When you’re researching a certain brand of cosmetics or looking to make a cruelty-free list, make sure you know what you’re doing. Type in a question about the brand using cruelty-free ingredients or animal testing, then make sure to read several different sources on the issue. If you get some conflicting information, that’s probably a bad sign.

Stay Wary of Anything New

A general rule of thumb while gong cosmetic-free is to recognize the red flags. One of the most common advertising gimmicks, especially for cosmetics and beauty products, is to claim that there’s a new ingredient in them.

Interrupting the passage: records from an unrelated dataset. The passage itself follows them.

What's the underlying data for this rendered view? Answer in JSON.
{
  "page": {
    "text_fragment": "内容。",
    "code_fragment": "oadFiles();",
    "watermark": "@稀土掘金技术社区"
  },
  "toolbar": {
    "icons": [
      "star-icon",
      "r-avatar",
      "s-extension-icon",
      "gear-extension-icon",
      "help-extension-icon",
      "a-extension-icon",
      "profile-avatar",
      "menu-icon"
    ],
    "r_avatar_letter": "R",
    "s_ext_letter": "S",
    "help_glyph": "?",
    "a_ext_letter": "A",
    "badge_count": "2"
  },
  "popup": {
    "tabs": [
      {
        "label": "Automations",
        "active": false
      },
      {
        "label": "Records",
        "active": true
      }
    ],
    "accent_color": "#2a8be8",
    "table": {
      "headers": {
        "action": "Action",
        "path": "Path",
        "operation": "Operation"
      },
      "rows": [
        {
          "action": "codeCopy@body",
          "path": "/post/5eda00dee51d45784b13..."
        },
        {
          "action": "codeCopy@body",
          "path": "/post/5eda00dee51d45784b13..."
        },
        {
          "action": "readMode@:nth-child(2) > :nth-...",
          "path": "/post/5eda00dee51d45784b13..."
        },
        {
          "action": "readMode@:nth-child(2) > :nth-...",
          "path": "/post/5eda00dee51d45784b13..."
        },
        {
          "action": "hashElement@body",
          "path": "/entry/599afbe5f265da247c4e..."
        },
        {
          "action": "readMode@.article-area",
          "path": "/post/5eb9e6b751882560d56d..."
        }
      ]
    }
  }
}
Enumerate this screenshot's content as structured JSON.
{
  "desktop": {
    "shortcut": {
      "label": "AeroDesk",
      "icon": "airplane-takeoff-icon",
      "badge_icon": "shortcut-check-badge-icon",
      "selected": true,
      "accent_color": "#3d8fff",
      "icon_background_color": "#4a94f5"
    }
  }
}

Any new ingredient will probably not have any safety records around, positive or otherwise. Consumers haven’t had a chance to use and review it yet, so you’d have little hope of finding anything online. Plus, a new ingredient requires testing before release, so the chances of animal testing are quite high. Hence, we’d recommend that you steer clear of anything with the label ‘new and improved’.

The Example of Ipsy

Ipsy is a popular beauty subscription service, whose co-founder Michelle Phan became a global vlogging sensation with her beauty and make-up YouTube channel. She had quite a bit of success on YouTube in the 2000s, before using this platform to successfully launch her own business across the U.S. The success of Ipsy has catapulted Phan into the sphere of the rich and famous, earning her a cool net worth of $3 million. The company was valued at $500 million in 2015, meaning it’s quite a successful business.

Despite their phenomenal success, Phan and her company listened when customers lamented the lack of a cruelty-free subscription box from the brand. Like many bigger companies, Ipsy stocks numerous different cruelty-free products, but was it was failing to make this distinction easily visible to the average customer. This changed when they introduced their ‘Cruelty-Free Picks’ section, which shows that direct communication with a company can achieve results.

Conclusion

If you’re unsure about a brand’s cruelty-free status, look for their published stance on the subject. If you’re in any doubt, contact them. Examples like the one above show that consumer power is a real phenomenon, and smart businesses will pay attention to it. The best way to effect change and encourage the trend of cruelty-free cosmetics is to put your money where your mouth is and vote with your wallet.